Wednesday, August 6, 2008


Tea: Genmaicha
Vendor: Dragonwater Tea
Price: $6.00 / 4oz.
Source: Japan
Vendor Description: Genmai-cha Tea. A famous blend of Japanese green tea and brown rice.

This is a specialty Japanese green tea that is blended with fire-toasted rice. A good grade Japan sencha is blended with the toasted rice. The fresh vegetative character of the green tea is imparted on the cup but it is tempered with the bakey-like character of the rice. There is a natural sweetness and almost chewy character to the finish of this tea. During the firing of the rice, it is not uncommon for rice to ‘pop’ not unlike popcorn, hence the pet name ‘popcorn-tea’

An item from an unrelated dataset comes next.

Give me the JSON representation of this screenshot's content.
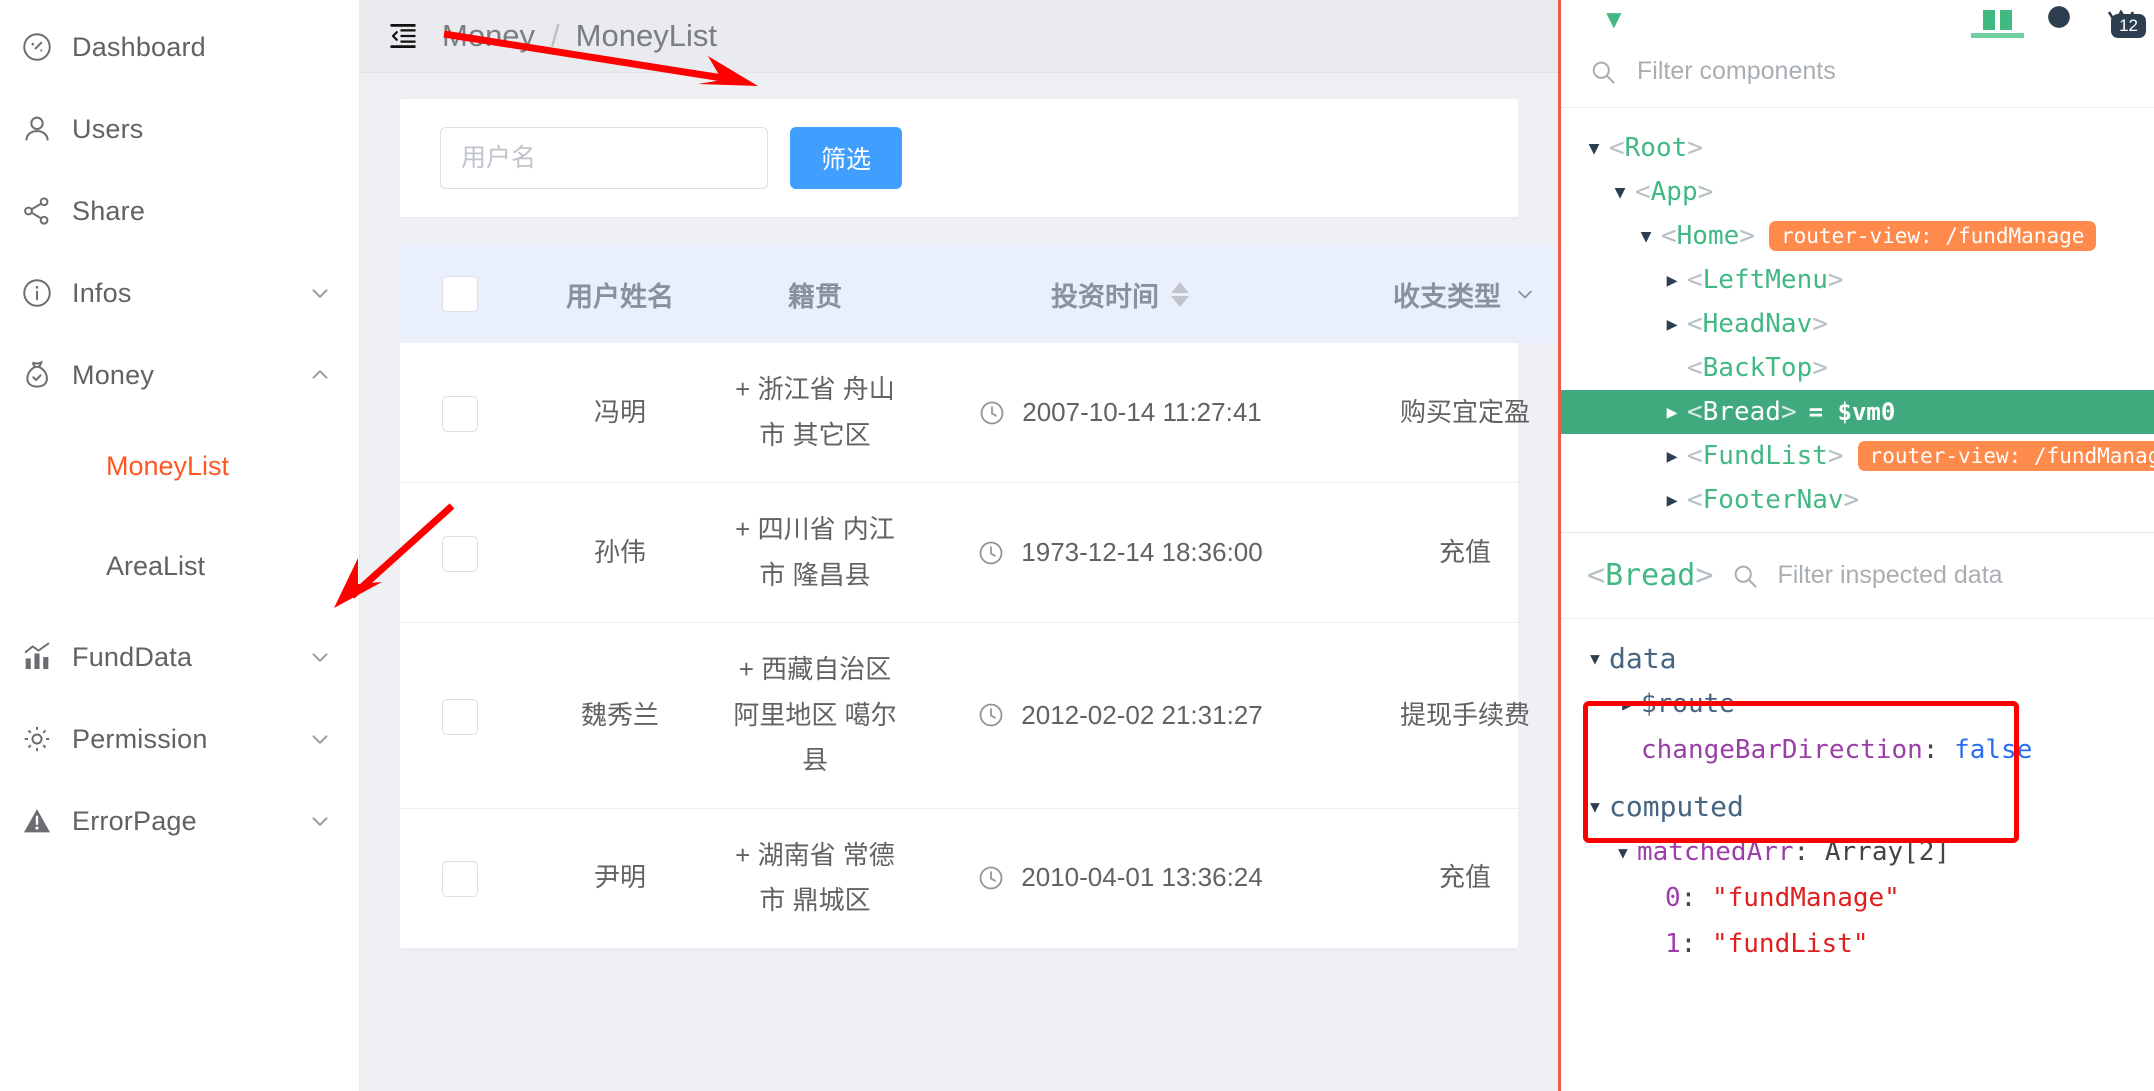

Legend has it that during the 1400’s an important samurai warlord in Hakone on the Izu Peninsula of Honshu Island (the Izu Peninsula is near the Shizuoka area) was having tea in the morning discussing a battle strategy with his patrol leaders. A servant by the name of Genamai was serving hot tea to the group. Leaning over to give tea to the warlord, rice that he had surreptitiously taken for a morning snack fell out of his pocket into the steaming hot tea. Some popped upon hitting the hot tea. The warlord was incensed, jumped up brandishing his samurai sword he promptly cut of Genamai’s head in one fell swoop. He then sat down to continue the meeting. Despite the fact that the tea had been tarnished he drank it anyway. The flavor was very unique and he enjoyed it tremendously. In honor of poor Genamai he pronounced that this rice and tea be served every morning and be called ‘Genmaicha’ (cha being the name of ‘tea’ in Japanese).

Leaf: The leaf for this genmai had quite a bit of rice in it. The aroma of the leaf was not very appealing though it had a sense of staleness to it.

1st Infusion: The first infusion had a very typical genmaicha aroma to it. It had an almost overpowering rice aroma as well. The tea was a light yellow green color. The flavor of the tea was almost overwhelmed by the rice, it wasn't a very good balance. Most of the flavor of the tea itself was masked by the rice flavor. There was a light crispness, to it.

2nd Infusion: The second infusion was darker yellow in color. This time matching the color the flavor was heavier on the rice flavor. It was bitter, like the flavor of burnt rice. The flavor felt empty with just a hint of astringency on the back end.

Rating: 1/10

Conclusion: I did not particularly enjoy this tea. The flavor was overly dominated by the rice flavor, almost as though they thought they could make the tea better by adding more rice. Stale flavored rice at that. If they were going to go that far, why not just go so far as just remove the tea altogether and make a beverage using just rice. There are much better genmaicha teas out there.

1 comment:

Salsero said...

Well, another stellar post. Genmaicha 101! Thanks.